A massive winter storm will bring up to several feet of snow and nearly a half-inch of ice to large cities in the upper Midwest and Great Lakes regions.
Roughly one-third of the United States will experience effects from the storm as it moves across the country. The storm has already hit some states and will exit New York by the end of the week. Some cities are expecting up to 2 feet of snow with others anticipating a quarter-inch or more of freezing rain and ice.
AccuWeather senior meteorologist Adam Douty told Newsweek that the worst of the snow is expected in the upper Midwest and northern Great Lakes regions, with a swath of heavy snow from Minneapolis, Minnesota, to Green Bay, Wisconsin. The snow will be the heaviest on Wednesday into Thursday morning.
“Both of those cities could see at least a foot of snow,” Douty said. “Minneapolis could be closing in on 18 inches by tomorrow.”
Douty explained that the snowstorm then will cut through southern Canada before re-entering the United States in the Northeast. Caribou, Maine, is forecasted to receive 6 to 12 inches of snow as the storm exits through New England by the end of the week.
Freezing rain and ice will trek in a similar fashion just south of the snow band.
“There is a significant zone of ice across the southern Great Lakes,” Douty said. “Northern Illinois, southern Michigan and parts of New York.”
The ice will hit the northern suburbs of Chicago. Douty said the forecast for the Windy City could be split in half, with southern suburbs seeing rain instead of ice. The ice is expected to travel east to Detroit, Michigan, and Buffalo, New York.

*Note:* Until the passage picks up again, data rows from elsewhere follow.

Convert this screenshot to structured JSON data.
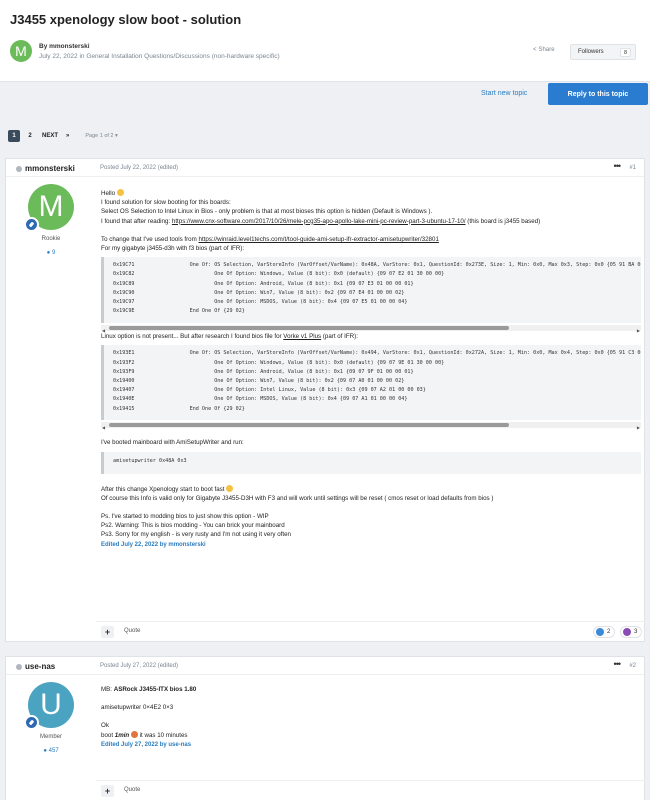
{
  "topic": {
    "title": "J3455 xpenology slow boot - solution",
    "by_line": "By mmonsterski",
    "date_line": "July 22, 2022 in General Installation Questions/Discussions (non-hardware specific)",
    "author_initial": "M",
    "share_label": "Share",
    "followers_label": "Followers",
    "followers_count": "8"
  },
  "actions": {
    "start_new_topic": "Start new topic",
    "reply": "Reply to this topic"
  },
  "pagination": {
    "current": "1",
    "next_page": "2",
    "next_label": "NEXT",
    "last_label": "»",
    "page_of": "Page 1 of 2 ▾"
  },
  "colors": {
    "accent": "#2a7cd0",
    "avatar_green": "#6cbb5a",
    "avatar_teal": "#4aa3c0"
  },
  "posts": [
    {
      "author": "mmonsterski",
      "initial": "M",
      "rank": "Rookie",
      "reputation": "9",
      "posted": "Posted July 22, 2022 (edited)",
      "number": "#1",
      "lines": {
        "hello": "Hello",
        "l1": "I found solution for slow booting for this boards:",
        "l2": "Select OS Selection to Intel Linux in Bios - only problem is that at most bioses this option is hidden (Default is Windows ).",
        "l3a": "I found that after reading: ",
        "l3link": "https://www.cnx-software.com/2017/10/26/mele-pcg35-apo-apollo-lake-mini-pc-review-part-3-ubuntu-17-10/",
        "l3b": " (this board is j3455 based)",
        "l4a": "To change that I've used tools from ",
        "l4link": "https://winraid.level1techs.com/t/tool-guide-ami-setup-ifr-extractor-amisetupwriter/32801",
        "l5": "For my gigabyte j3455-d3h with f3 bios (part of IFR):",
        "l6a": "Linux option is not present... But after research I found bios file for ",
        "l6link": "Vorke v1 Plus",
        "l6b": " (part of IFR):",
        "l7": "I've booted mainboard with AmiSetupWriter and run:",
        "l8": "After this change Xpenology start to boot fast",
        "l9": "Of course this Info is valid only for Gigabyte J3455-D3H with F3 and will work until settings will be reset ( cmos reset or load defaults from bios )",
        "ps1": "Ps. I've started to modding bios to just show this option - WIP",
        "ps2": "Ps2. Warning: This is bios modding - You can brick your mainboard",
        "ps3": "Ps3. Sorry for my english - is very rusty and I'm not using it very often"
      },
      "code1": "0x19C71                  One Of: OS Selection, VarStoreInfo (VarOffset/VarName): 0x48A, VarStore: 0x1, QuestionId: 0x273E, Size: 1, Min: 0x0, Max 0x3, Step: 0x0 {05 91 BA 06 BB 06\n0x19C82                          One Of Option: Windows, Value (8 bit): 0x0 (default) {09 07 E2 01 30 00 00}\n0x19C89                          One Of Option: Android, Value (8 bit): 0x1 {09 07 E3 01 00 00 01}\n0x19C90                          One Of Option: Win7, Value (8 bit): 0x2 {09 07 E4 01 00 00 02}\n0x19C97                          One Of Option: MSDOS, Value (8 bit): 0x4 {09 07 E5 01 00 00 04}\n0x19C9E                  End One Of {29 02}",
      "code2": "0x193E1                  One Of: OS Selection, VarStoreInfo (VarOffset/VarName): 0x494, VarStore: 0x1, QuestionId: 0x272A, Size: 1, Min: 0x0, Max 0x4, Step: 0x0 {05 91 C3 06 C4 06\n0x193F2                          One Of Option: Windows, Value (8 bit): 0x0 (default) {09 07 9E 01 30 00 00}\n0x193F9                          One Of Option: Android, Value (8 bit): 0x1 {09 07 9F 01 00 00 01}\n0x19400                          One Of Option: Win7, Value (8 bit): 0x2 {09 07 A0 01 00 00 02}\n0x19407                          One Of Option: Intel Linux, Value (8 bit): 0x3 {09 07 A2 01 00 00 03}\n0x1940E                          One Of Option: MSDOS, Value (8 bit): 0x4 {09 07 A1 01 00 00 04}\n0x19415                  End One Of {29 02}",
      "code3": "amisetupwriter 0x48A 0x3",
      "edited": "Edited July 22, 2022 by mmonsterski",
      "quote": "Quote",
      "reactions": [
        {
          "icon": "thumbs-up-icon",
          "count": "2",
          "color": "#3b8ad9"
        },
        {
          "icon": "upvote-icon",
          "count": "3",
          "color": "#8a4bb5"
        }
      ]
    },
    {
      "author": "use-nas",
      "initial": "U",
      "rank": "Member",
      "reputation": "457",
      "posted": "Posted July 27, 2022 (edited)",
      "number": "#2",
      "mb_label": "MB: ",
      "mb_value": "ASRock J3455-ITX bios 1.80",
      "cmd": "amisetupwriter 0×4E2 0×3",
      "ok": "Ok",
      "boot_a": "boot ",
      "boot_b": "1min",
      "boot_c": " it was 10 minutes",
      "edited": "Edited July 27, 2022 by use-nas",
      "quote": "Quote"
    }
  ]
}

Douty said Buffalo could “see a good deal of ice.” The forecast is predicting up to four-tenths of an inch of freezing rain, which sticks to surfaces and turns to ice. Buffalo has been hit by two other severe winter storms this season, including one that killed 39 people.
The storm is expected to impact travel conditions, and areas that receive ice could see widespread power outages. As freezing rain collects on tree branches and power lines, it adds substantial weight. Newsweek reported that ice accumulation could add up to 30 pounds to tree branches.

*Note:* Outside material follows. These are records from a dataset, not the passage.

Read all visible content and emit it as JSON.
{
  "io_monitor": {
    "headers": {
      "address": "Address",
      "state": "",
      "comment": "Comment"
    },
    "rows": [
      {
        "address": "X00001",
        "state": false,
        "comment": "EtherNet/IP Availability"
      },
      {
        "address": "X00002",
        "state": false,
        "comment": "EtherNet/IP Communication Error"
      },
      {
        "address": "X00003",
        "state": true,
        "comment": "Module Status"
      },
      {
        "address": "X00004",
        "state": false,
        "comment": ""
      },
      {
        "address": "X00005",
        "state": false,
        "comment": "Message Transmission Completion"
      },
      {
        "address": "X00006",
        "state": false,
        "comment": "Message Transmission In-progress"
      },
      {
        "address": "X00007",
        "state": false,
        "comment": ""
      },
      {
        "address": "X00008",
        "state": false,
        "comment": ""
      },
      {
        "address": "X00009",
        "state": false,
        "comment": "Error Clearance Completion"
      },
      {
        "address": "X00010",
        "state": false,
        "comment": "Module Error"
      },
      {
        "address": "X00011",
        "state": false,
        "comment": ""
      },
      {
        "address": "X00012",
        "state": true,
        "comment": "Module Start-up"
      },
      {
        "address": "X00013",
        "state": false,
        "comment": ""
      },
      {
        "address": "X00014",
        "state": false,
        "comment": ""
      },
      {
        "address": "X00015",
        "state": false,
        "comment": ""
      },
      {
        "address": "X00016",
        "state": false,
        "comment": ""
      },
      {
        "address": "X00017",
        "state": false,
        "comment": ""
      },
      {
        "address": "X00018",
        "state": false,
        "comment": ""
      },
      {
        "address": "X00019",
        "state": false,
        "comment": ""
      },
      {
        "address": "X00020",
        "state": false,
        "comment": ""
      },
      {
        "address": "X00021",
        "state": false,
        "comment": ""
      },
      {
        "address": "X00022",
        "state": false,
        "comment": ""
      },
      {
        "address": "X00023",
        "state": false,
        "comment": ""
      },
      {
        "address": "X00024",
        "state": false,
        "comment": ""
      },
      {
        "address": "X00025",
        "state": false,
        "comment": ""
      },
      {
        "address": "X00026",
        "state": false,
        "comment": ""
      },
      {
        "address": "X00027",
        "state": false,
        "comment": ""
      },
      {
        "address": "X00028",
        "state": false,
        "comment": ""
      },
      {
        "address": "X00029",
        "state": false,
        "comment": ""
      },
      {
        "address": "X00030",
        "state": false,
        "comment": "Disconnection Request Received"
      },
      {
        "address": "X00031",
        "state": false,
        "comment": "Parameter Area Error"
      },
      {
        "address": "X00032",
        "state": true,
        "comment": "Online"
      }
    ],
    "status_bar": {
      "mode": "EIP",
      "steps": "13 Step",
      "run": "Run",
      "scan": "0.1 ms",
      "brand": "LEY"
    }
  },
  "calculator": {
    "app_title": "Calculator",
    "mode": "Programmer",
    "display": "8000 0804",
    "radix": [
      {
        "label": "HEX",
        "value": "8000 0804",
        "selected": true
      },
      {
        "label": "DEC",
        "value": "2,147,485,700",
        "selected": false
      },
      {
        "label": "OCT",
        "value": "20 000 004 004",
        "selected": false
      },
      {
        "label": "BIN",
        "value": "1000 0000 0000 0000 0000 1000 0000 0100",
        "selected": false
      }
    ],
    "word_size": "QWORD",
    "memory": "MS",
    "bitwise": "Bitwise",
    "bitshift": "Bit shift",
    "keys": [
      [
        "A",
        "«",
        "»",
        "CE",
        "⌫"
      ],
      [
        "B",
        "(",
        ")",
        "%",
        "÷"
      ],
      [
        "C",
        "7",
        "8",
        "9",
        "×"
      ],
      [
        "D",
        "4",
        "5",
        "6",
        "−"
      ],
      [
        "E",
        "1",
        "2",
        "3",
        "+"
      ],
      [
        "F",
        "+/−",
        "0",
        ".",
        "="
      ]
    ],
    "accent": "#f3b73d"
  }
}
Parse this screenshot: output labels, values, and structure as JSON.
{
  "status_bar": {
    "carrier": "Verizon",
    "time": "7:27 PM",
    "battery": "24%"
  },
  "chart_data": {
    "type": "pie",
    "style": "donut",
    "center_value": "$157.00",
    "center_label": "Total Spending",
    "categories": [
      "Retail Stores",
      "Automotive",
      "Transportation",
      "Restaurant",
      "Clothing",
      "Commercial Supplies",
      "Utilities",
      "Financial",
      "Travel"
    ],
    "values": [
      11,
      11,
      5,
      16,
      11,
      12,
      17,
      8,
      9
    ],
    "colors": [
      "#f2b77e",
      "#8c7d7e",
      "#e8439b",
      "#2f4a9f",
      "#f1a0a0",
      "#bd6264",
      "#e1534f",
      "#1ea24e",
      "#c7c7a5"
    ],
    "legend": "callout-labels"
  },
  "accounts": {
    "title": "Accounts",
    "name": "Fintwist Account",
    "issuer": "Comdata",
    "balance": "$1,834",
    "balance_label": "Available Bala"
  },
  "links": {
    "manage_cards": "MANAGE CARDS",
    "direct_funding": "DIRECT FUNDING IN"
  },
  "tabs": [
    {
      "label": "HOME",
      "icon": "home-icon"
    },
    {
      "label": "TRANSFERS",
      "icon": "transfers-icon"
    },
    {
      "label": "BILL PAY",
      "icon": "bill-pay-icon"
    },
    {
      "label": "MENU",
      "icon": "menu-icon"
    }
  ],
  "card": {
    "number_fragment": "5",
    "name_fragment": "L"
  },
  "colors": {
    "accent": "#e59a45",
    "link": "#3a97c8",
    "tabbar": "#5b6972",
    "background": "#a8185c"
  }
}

When branches break, they can land on power lines and cause damage. Ice also can impact power lines. The Omaha Public Power District (OPPD) reported that over the span of a 920-foot transmission line, a half-inch of snow could cause up to 500 pounds of excess weight on the lines.